§ **Data excerpts**:
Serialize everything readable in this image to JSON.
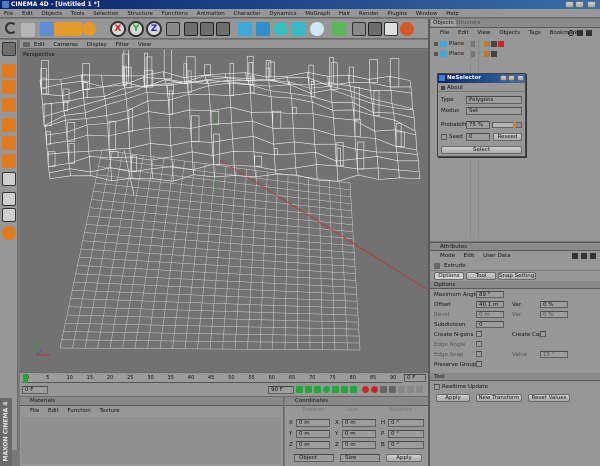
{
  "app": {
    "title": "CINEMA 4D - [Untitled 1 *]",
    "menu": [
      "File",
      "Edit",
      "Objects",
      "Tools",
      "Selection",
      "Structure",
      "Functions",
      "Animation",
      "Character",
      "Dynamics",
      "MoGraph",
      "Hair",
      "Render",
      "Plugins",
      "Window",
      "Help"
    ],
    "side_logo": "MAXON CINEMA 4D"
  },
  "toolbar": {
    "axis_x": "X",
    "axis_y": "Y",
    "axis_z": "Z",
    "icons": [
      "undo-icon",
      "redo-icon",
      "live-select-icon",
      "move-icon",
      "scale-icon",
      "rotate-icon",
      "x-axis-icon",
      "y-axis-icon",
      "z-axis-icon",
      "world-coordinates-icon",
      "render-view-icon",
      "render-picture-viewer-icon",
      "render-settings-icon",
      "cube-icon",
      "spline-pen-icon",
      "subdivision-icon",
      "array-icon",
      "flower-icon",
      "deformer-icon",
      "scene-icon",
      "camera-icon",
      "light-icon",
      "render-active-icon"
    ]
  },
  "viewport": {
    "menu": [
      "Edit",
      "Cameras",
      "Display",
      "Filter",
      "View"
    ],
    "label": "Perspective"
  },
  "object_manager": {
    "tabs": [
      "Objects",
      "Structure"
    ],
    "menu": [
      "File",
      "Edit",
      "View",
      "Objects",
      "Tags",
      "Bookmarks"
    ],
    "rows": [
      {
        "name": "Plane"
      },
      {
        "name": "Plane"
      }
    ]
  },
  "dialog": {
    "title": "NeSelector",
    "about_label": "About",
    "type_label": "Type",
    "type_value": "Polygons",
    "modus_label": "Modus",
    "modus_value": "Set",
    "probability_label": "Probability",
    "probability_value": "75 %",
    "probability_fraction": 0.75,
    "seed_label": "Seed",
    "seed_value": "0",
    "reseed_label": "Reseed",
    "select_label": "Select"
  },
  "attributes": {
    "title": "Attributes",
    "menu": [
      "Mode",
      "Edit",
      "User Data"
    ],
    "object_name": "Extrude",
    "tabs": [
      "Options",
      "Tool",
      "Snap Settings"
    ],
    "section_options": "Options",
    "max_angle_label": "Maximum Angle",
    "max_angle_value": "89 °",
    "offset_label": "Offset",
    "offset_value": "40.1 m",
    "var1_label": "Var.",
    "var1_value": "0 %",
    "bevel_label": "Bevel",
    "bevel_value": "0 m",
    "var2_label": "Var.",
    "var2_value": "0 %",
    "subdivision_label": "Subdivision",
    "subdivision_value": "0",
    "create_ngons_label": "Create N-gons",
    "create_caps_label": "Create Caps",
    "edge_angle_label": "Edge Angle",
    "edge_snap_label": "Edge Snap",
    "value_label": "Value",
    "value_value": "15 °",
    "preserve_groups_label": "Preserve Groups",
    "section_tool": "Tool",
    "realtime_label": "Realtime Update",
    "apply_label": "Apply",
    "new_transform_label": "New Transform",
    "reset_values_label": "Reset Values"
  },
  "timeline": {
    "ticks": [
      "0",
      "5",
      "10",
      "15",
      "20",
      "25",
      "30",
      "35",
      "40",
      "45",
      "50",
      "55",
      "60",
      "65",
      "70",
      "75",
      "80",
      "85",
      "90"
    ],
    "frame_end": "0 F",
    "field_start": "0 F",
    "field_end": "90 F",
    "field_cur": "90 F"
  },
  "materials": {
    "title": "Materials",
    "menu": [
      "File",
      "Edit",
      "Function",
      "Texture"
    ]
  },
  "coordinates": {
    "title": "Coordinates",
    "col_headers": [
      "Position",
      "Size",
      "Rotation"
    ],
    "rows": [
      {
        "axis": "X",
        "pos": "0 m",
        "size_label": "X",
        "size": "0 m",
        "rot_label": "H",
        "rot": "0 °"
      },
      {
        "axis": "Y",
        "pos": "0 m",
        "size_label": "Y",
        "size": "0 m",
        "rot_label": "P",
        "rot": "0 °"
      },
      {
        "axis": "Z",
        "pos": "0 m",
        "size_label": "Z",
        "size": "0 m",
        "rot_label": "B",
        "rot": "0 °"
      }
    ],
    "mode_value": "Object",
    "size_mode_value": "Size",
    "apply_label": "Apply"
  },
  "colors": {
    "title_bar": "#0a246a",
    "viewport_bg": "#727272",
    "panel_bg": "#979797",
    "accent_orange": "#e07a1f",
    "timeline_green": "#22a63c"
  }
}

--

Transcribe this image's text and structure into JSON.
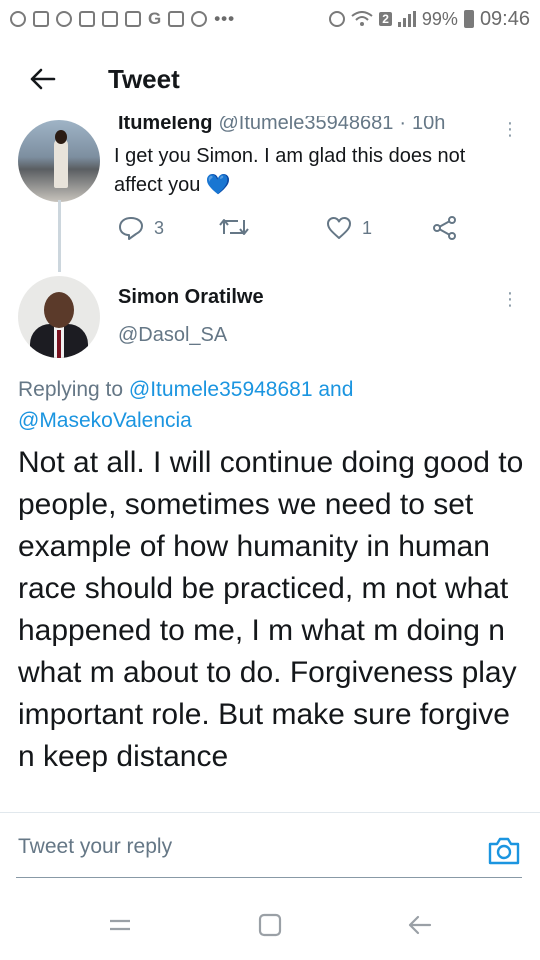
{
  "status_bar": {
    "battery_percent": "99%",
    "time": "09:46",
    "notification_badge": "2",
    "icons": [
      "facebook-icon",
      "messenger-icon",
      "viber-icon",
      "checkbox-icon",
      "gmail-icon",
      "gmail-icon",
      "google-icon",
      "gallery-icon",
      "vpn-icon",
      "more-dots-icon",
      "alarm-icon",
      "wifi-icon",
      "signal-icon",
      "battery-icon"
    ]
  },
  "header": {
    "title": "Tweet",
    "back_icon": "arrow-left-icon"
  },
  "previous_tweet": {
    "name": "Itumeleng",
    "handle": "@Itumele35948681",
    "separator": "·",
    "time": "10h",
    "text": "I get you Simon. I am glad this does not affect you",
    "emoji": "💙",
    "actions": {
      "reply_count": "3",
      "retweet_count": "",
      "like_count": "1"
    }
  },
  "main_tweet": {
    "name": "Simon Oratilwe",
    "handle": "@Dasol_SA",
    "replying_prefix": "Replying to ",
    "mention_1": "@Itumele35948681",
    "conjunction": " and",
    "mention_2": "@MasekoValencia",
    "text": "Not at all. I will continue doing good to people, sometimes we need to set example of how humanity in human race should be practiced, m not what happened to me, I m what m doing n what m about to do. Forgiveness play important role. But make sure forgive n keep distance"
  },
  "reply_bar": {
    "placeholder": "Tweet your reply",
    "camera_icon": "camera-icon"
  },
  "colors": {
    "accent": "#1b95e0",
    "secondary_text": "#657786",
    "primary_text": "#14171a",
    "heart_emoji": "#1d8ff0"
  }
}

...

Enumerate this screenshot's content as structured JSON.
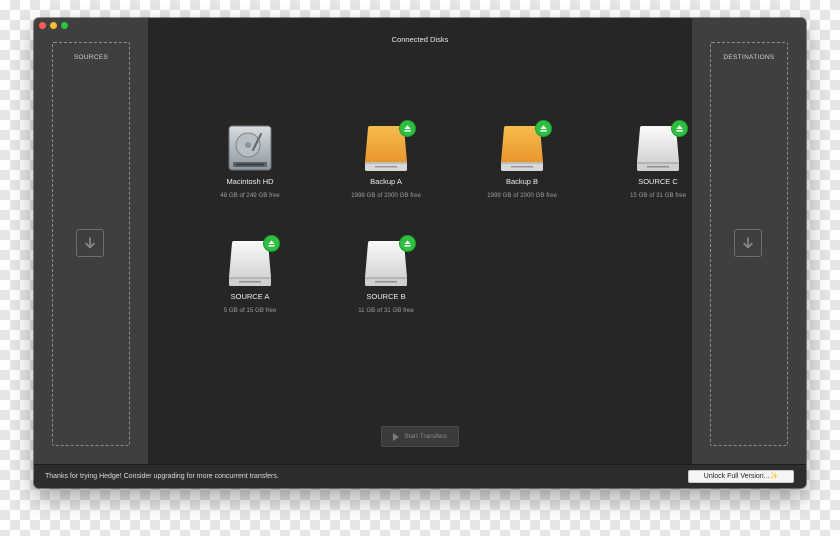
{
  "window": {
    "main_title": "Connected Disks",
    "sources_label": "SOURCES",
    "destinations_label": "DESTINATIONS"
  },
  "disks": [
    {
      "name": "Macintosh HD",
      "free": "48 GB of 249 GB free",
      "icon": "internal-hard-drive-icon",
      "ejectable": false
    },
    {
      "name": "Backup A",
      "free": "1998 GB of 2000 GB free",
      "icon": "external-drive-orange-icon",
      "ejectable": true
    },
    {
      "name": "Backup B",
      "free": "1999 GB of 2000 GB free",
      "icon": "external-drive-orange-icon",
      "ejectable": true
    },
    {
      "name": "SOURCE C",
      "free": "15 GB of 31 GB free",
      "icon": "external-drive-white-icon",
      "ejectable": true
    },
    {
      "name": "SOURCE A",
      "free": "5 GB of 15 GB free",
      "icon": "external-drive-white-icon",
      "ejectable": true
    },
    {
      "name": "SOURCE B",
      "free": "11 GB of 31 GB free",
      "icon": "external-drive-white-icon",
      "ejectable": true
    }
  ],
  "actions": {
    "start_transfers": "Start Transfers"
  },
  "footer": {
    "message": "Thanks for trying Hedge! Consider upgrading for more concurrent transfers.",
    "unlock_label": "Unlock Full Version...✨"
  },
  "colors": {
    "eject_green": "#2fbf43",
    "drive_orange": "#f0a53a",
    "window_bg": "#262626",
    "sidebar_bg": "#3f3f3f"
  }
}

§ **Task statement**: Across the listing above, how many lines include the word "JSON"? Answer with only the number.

§ **Task solution**: 3